SUPPLIED DATA Start Marker

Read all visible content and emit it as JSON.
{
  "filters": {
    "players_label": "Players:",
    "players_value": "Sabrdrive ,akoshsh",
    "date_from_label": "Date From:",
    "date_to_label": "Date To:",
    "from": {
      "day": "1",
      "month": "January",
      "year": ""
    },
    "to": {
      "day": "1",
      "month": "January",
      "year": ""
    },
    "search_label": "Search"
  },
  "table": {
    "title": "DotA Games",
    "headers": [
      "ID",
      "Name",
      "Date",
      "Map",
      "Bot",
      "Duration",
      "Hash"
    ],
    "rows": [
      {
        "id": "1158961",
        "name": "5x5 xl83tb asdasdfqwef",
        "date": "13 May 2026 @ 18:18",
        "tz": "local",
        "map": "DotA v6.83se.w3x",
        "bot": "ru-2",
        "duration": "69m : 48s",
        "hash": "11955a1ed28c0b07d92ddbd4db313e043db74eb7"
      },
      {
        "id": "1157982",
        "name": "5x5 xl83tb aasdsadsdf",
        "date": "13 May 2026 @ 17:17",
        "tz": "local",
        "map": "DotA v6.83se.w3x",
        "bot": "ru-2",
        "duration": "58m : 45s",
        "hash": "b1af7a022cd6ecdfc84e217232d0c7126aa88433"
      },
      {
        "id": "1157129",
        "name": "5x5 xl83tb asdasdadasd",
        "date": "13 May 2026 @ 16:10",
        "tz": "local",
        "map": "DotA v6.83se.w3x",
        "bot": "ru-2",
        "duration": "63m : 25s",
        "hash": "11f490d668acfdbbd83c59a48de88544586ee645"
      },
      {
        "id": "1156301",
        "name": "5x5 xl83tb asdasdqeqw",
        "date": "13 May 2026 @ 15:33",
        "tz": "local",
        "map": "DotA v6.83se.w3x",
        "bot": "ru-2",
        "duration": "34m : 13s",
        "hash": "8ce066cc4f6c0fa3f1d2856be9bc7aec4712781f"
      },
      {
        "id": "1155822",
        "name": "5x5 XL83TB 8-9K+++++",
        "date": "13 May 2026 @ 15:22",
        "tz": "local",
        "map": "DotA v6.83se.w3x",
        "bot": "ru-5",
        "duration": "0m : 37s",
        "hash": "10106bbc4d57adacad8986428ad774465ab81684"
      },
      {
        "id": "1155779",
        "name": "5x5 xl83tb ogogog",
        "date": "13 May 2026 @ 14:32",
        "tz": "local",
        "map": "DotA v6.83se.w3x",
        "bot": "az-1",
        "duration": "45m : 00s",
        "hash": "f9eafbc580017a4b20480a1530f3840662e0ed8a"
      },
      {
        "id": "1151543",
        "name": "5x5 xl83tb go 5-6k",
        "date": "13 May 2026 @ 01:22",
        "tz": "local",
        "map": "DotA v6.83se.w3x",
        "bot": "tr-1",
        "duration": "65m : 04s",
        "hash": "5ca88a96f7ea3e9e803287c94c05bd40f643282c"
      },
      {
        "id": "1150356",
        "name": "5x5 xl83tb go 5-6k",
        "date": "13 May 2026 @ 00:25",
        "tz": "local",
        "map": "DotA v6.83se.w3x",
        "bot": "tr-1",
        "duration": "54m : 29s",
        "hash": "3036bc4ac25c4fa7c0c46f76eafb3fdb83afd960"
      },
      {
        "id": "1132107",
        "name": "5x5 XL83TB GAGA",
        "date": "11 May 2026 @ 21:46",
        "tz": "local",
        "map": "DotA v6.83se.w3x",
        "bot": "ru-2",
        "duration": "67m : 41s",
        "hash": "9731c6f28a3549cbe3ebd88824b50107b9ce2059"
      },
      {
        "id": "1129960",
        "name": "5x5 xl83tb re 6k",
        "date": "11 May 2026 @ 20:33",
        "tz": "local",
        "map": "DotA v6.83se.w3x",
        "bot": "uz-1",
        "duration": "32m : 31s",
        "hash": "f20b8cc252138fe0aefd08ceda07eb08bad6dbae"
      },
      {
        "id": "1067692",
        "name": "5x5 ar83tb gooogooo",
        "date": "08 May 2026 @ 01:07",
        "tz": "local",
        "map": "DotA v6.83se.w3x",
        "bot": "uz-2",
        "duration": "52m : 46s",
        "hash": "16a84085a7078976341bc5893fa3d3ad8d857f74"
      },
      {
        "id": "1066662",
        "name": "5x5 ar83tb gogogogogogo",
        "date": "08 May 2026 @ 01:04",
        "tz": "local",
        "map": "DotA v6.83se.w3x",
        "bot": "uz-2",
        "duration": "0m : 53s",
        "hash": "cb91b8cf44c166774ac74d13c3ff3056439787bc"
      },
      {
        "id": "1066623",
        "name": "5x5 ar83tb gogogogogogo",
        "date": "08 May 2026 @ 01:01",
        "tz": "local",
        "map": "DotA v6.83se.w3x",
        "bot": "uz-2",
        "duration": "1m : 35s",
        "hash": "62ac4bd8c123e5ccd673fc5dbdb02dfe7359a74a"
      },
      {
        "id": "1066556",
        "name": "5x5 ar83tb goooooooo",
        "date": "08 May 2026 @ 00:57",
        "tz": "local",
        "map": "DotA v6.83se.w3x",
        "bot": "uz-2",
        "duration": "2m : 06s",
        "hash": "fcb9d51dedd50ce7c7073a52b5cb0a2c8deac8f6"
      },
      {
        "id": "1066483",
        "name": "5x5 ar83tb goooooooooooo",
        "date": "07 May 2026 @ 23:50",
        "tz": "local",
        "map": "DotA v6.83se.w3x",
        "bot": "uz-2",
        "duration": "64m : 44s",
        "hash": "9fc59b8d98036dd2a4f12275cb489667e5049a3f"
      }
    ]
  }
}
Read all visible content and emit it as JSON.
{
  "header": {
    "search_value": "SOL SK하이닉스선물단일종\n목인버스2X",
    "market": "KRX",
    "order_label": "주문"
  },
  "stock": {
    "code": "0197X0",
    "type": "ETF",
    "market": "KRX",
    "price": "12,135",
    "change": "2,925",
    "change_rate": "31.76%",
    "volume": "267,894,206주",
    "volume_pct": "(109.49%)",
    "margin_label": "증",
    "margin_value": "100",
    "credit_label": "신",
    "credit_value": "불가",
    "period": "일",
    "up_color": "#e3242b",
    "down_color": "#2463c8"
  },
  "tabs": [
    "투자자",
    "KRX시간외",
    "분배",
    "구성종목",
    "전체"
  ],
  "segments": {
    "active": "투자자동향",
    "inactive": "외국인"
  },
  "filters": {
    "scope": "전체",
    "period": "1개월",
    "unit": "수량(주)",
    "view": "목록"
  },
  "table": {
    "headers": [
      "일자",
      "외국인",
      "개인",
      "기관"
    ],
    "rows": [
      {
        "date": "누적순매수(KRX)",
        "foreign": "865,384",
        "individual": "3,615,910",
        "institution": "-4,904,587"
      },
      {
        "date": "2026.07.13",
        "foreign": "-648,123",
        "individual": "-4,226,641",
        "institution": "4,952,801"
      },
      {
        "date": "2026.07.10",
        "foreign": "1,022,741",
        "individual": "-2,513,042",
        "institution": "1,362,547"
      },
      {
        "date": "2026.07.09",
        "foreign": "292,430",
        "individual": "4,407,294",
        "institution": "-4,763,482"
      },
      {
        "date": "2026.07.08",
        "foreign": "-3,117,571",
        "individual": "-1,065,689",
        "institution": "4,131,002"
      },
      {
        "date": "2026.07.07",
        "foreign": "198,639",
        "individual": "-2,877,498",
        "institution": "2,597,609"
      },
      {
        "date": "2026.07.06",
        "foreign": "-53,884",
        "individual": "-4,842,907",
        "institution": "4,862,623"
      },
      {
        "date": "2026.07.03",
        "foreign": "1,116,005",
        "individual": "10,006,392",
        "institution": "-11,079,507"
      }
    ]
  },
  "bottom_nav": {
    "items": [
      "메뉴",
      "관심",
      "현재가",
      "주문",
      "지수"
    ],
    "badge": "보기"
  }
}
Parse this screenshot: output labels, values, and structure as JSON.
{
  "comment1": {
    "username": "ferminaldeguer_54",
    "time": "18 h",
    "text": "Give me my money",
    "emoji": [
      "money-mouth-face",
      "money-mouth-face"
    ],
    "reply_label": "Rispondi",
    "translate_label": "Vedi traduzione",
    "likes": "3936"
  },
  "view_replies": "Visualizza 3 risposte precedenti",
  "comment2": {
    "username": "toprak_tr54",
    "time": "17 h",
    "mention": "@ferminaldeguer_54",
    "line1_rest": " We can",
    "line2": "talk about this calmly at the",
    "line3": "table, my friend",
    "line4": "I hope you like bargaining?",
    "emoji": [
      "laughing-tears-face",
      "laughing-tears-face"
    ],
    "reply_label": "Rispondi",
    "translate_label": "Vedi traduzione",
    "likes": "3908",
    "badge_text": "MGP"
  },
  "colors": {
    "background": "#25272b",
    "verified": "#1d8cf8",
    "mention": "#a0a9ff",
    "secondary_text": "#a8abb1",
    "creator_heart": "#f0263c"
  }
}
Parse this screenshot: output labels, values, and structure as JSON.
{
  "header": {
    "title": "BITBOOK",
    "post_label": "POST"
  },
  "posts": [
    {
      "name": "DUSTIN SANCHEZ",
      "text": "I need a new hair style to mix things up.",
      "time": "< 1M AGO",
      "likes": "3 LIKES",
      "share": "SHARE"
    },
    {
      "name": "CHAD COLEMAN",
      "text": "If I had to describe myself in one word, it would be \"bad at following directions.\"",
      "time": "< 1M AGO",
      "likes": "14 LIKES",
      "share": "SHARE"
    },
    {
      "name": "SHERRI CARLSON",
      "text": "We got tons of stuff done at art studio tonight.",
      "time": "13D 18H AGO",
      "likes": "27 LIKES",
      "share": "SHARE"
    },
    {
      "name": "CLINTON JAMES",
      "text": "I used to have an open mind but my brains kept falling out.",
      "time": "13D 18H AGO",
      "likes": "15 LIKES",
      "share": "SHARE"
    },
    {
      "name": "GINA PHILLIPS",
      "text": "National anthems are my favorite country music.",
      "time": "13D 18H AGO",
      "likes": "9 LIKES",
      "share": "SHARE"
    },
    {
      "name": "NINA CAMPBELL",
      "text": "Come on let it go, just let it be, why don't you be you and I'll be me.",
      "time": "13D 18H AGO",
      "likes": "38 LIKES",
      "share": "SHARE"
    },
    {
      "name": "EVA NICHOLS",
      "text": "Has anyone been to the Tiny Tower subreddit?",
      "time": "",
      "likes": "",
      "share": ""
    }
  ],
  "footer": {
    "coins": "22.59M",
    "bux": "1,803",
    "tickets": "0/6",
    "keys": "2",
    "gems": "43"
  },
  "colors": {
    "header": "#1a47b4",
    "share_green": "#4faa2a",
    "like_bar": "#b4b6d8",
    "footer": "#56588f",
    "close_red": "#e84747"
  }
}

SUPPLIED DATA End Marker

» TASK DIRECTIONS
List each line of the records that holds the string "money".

» ANSWER BOX
    "text": "Give me my money",
      "money-mouth-face",
      "money-mouth-face"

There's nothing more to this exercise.